So here are the details. A group of scientists led by Volek took 10 weight-trained men and gave them either a placebo or L-carnitine L-tartrate (LCLT) at a two-grams-per-day dose for three weeks. After the three weeks they performed an exercise bout. The researchers took blood samples before and after the subjects did squats’five sets of 15 to 20 reps. For you science nerds, it was a double-blind, placebo-controlled crossover trial, which means all subjects underwent both the placebo and LCLT treatments. Thus, each subject served as his own control’and that’s a good thing. Several variables related to muscle damage and exercise stress were measured.
What did the researchers find?
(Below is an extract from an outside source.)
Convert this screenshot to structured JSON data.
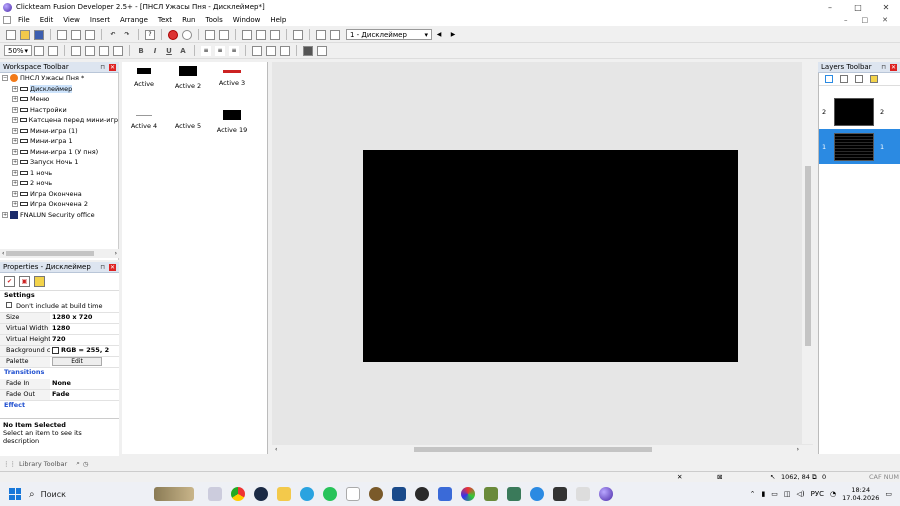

Well, first of all, taking the LCLT did in fact jack up blood carnitine levels. In fact, it more than doubled the amount. That’s good; at least we know the stuff gets past the gut. Various indices of skeletal muscle damage, such as creatine kinase, were lower in the LCLT group than in the placebo group. There was also much less free radical formation, which suggests less oxidative damage, in the LCLT group. But even more directly, muscle disruption, or damage, was much less, and muscle soreness was less in the LCLT group than in the placebo group for up to four days after exercise.
So carnitine may help you recover from an intense bout of weightlifting, but does that mean you end up with more muscle in the long run? Well, sorry to say, there’s no human data on that. But at least we get a Peeping Tom’s glimpse through interesting animal studies. In a study done in Hungary, scientists gave chickens four experimental diets that differed only in the amount of carnitine (50, 100 or 150 milligrams per kilogram of bodyweight).1,2 After two weeks on the carnitine-supplemented diet, the chickens were on average 9 percent heavier. Bodyfat levels were also lower by 18 percent. A dose of 50 to 150 milligrams of carnitine per kilogram of bodyweight daily made for superchickens.
Those findings have been shown in a veritable kingdom of animals, such as fish, foals and pigs. For instance, pigs given carnitine’250 to 1,000 milligrams per kilogram’had a greater average daily gain in bodyweight than those not given carnitine. The doses used in those studies were within the reasonable range of doses that humans can consume. A 50-milligram-per-kilogram-of-bodyweight dose would be 4.5 grams of carnitine for a 200-pound individual.
See, carnitine’s not just for skinny guys. You can find it in meat especially. Beef has about 300 times more carnitine than bread. For instance, a three-ounce steak has about 60 milligrams of carnitine. There’s no RDA for carnitine, but my guess is that it may be a great addition to a postworkout cocktail that also includes high-glycemic-index carbs, fast-absorbing protein, glutamine, creatine and essential amino acids.
Rabie, M.H., et al. (1997). Influence of dietary L-carnitine on performance and carcass quality of broiler chickens. Acta Biologica Hungarica. 48:241-252.
Rabie, M.H., and Szilagyi, M. (1998). Effects of L-carnitine supplementation of diets differing in energy levels on performance, abdominal fat content and yield and composition of edible meat of broilers. British Journal of Nutrition. 80:391-400.
Volek, J.S., et al. (2002). L-carnitine L-tartrate supplementation favorably affects markers of recovery from exercise stress. Am J Physiol. 282:E474-E482.
Editor’s note: Jose Antonio, Ph.D., CSCS, FACSM, has published work on skeletal-muscle physiology and sports nutrition. He is a co-editor of the authoritative text Sports Supplements, which describes the hows and whys of dietary supplements for athletes. Go to www.supplementbooks.com. IM